## What you will do
Whenever a line in the records below contains "face", pick it out.

## Records provided
━━━━━━━━━━━━━━━━━━━━━━━━━━━━━━

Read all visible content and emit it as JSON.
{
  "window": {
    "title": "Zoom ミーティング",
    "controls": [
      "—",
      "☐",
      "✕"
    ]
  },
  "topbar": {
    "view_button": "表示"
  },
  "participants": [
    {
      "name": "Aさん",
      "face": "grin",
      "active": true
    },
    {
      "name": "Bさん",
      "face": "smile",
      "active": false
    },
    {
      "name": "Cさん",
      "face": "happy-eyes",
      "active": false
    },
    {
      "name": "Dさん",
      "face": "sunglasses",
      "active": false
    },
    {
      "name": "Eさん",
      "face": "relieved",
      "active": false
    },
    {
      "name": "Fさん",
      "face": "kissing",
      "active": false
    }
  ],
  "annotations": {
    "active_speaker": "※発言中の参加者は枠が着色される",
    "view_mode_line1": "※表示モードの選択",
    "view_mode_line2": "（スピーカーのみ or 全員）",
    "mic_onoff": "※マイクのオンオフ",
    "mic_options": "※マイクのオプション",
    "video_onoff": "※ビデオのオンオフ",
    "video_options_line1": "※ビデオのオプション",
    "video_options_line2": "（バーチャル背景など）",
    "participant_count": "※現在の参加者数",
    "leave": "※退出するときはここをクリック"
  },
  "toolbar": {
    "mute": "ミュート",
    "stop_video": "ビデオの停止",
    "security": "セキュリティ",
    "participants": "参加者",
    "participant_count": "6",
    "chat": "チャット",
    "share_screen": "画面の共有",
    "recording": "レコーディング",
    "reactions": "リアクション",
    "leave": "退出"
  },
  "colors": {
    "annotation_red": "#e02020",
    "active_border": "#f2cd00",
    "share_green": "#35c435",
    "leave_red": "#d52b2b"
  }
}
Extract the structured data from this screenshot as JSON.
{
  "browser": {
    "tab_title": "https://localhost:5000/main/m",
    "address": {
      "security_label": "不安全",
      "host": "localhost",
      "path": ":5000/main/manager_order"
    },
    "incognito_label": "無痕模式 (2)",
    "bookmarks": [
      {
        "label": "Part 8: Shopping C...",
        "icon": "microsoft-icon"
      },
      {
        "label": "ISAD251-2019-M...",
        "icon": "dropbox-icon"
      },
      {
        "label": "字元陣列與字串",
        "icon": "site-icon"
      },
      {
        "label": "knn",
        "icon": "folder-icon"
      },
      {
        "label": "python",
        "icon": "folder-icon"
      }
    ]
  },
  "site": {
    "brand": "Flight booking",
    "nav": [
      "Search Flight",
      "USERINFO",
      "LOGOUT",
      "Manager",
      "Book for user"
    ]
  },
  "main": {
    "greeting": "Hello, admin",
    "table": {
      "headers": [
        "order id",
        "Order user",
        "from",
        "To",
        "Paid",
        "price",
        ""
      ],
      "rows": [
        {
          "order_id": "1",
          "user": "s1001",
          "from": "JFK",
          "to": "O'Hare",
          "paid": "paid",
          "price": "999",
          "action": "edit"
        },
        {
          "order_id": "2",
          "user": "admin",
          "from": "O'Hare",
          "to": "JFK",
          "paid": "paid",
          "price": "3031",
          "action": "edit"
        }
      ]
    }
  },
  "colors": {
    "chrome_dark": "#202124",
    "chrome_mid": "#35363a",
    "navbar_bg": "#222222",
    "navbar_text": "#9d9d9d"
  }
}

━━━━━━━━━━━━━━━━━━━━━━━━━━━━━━

## Written solution
      "face": "grin",
      "face": "smile",
      "face": "happy-eyes",
      "face": "sunglasses",
      "face": "relieved",
      "face": "kissing",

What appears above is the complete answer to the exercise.